 St. Joseph.  John Hammond later admitted to police and investigators that he
 had taken the credit card while working at the citizen's home and had later
 used it to make the on-line golf purchases.
     In the second case, Tezanne Edwina Barber, age 34 of Romulus, is charged
 with five counts of applying for credit in another's name and one count of
 using a computer to commit fraud.  Barber's charges were filed in 34th
 District Court in Romulus.
     The complaint alleges that, between November 1999 and May 2000, Barber
 used the name and social security numbers of nine individuals with whom she
 had previously worked at MediaOne and Control Data Processing, a temporary
 employment agency.  Barber allegedly then used the names and social security
 numbers to apply for fraudulent credit accounts with various banks and
 retailers.  In each instance, Barber used her home computer to apply for the
 credit; she eventually used the credit accounts to make purchases totaling
 more than $1,900.
     In the final case, Darryl Carswell, age 35 of Detroit, is charged with two
 counts of applying for credit in another's name, two counts of using another's
 credit card without their consent, and one count of being a habitual felony
 offender.  Carswell had previously been convicted of carrying a concealed
 weapon without a license, a felony.  Carswell's charges were filed in 36th
 District Court in Detroit.
     Carswell is accused of applying for and receiving credit cards in the
 names of people other than himself.  On November 3, 2000, Carswell accepted
 delivery of an American Express card in the name of one of the victims.
 According to U.S. Postal Inspectors, Carswell identified himself as the victim
 upon receipt of the card.  After receiving the card, Carswell admitted to
 using his cell phone to apply for American Express, Visa, and JC Penney credit
 cards in the names of others.  Carswell allegedly used the credit cards to buy
 ping-pong tables and other gaming tables for his Detroit residence.  Carswell
 admitted to Attorney General investigators that he obtained the personal
 information necessary to apply for the credit cards when he picked up medical
 and other personal records dropped by shoppers at a Detroit-area shopping
     Granholm added:  "I'd like to thank the United States Postal Inspection
 Service, the Detroit Police Department, the St. Joseph Township Police
 Department, the Romulus Police Department, and the Michigan State Police
 Computer Crimes Unit for their expertise and assistance in all of these cases.

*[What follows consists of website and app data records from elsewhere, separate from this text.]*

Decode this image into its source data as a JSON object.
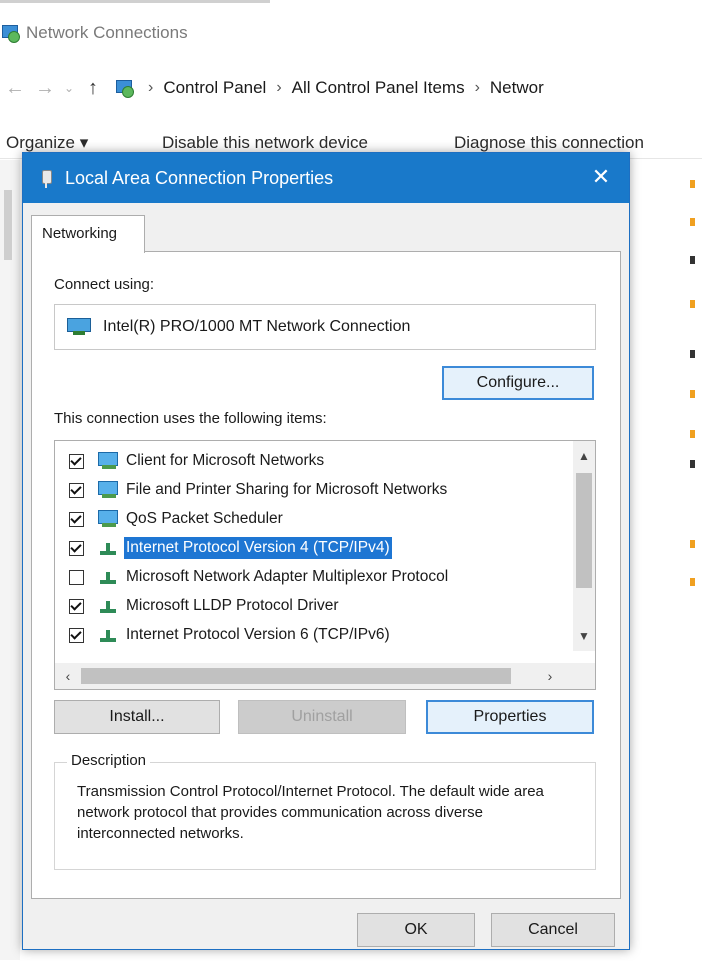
{
  "explorer": {
    "title": "Network Connections",
    "breadcrumbs": [
      "Control Panel",
      "All Control Panel Items",
      "Networ"
    ],
    "commands": [
      "Organize ▾",
      "Disable this network device",
      "Diagnose this connection"
    ]
  },
  "dialog": {
    "title": "Local Area Connection Properties",
    "close_glyph": "✕",
    "tab_label": "Networking",
    "connect_using_label": "Connect using:",
    "adapter_name": "Intel(R) PRO/1000 MT Network Connection",
    "configure_label": "Configure...",
    "items_label": "This connection uses the following items:",
    "items": [
      {
        "checked": true,
        "icon": "client-icon",
        "label": "Client for Microsoft Networks",
        "selected": false
      },
      {
        "checked": true,
        "icon": "client-icon",
        "label": "File and Printer Sharing for Microsoft Networks",
        "selected": false
      },
      {
        "checked": true,
        "icon": "client-icon",
        "label": "QoS Packet Scheduler",
        "selected": false
      },
      {
        "checked": true,
        "icon": "protocol-icon",
        "label": "Internet Protocol Version 4 (TCP/IPv4)",
        "selected": true
      },
      {
        "checked": false,
        "icon": "protocol-icon",
        "label": "Microsoft Network Adapter Multiplexor Protocol",
        "selected": false
      },
      {
        "checked": true,
        "icon": "protocol-icon",
        "label": "Microsoft LLDP Protocol Driver",
        "selected": false
      },
      {
        "checked": true,
        "icon": "protocol-icon",
        "label": "Internet Protocol Version 6 (TCP/IPv6)",
        "selected": false
      }
    ],
    "install_label": "Install...",
    "uninstall_label": "Uninstall",
    "properties_label": "Properties",
    "description_legend": "Description",
    "description_text": "Transmission Control Protocol/Internet Protocol. The default wide area network protocol that provides communication across diverse interconnected networks.",
    "ok_label": "OK",
    "cancel_label": "Cancel"
  },
  "colors": {
    "titlebar": "#1979ca",
    "selection": "#1e76d3",
    "primary_button_border": "#3c8ad8"
  }
}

 These kinds of partnerships symbolize the way crime will be prevented and
 fought in the future."
     The penalties for the charges in these cases are as follows:
     * stealing a financial device - 4 years in prison and/or a $2,000 fine;
     * illegal use of a financial device - 4 years in prison and/or a $2,000
     * unauthorized credit application - 4 years in prison and/or a $2,500
     * using a computer to commit a crime - 7 years in prison and/or a $5,000
     * habitual felony offender - 1 1/2 times the maximum sentence on the
       primary offense.
     A criminal charge is merely an accusation, and the defendant is presumed
 innocent until and unless proven guilty.
     All Attorney General news releases may be found at www.ag.state.mi.us

SOURCE Office of the Michigan Attorney General